[The task] Would you reproduce every line of the material exactly?

================================

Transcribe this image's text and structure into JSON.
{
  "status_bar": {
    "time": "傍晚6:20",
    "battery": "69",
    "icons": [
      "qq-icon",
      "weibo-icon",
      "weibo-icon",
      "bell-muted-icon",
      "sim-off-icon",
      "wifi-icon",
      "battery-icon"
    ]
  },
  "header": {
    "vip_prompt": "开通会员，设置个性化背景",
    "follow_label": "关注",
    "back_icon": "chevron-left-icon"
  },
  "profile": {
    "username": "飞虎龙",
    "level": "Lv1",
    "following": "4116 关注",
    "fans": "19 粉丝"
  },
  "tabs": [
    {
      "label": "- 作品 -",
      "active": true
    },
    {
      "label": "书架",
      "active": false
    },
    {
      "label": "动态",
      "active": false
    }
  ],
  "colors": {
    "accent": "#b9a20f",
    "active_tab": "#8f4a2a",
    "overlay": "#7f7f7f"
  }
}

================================

[Output for this exercise]
Transcribe this image's text and structure into JSON.
{
  "status_bar": {
    "time": "傍晚6:20",
    "battery": "69",
    "icons": [
      "qq-icon",
      "weibo-icon",
      "weibo-icon",
      "bell-muted-icon",
      "sim-off-icon",
      "wifi-icon",
      "battery-icon"
    ]
  },
  "header": {
    "vip_prompt": "开通会员，设置个性化背景",
    "follow_label": "关注",
    "back_icon": "chevron-left-icon"
  },
  "profile": {
    "username": "飞虎龙",
    "level": "Lv1",
    "following": "4116 关注",
    "fans": "19 粉丝"
  },
  "tabs": [
    {
      "label": "- 作品 -",
      "active": true
    },
    {
      "label": "书架",
      "active": false
    },
    {
      "label": "动态",
      "active": false
    }
  ],
  "colors": {
    "accent": "#b9a20f",
    "active_tab": "#8f4a2a",
    "overlay": "#7f7f7f"
  }
}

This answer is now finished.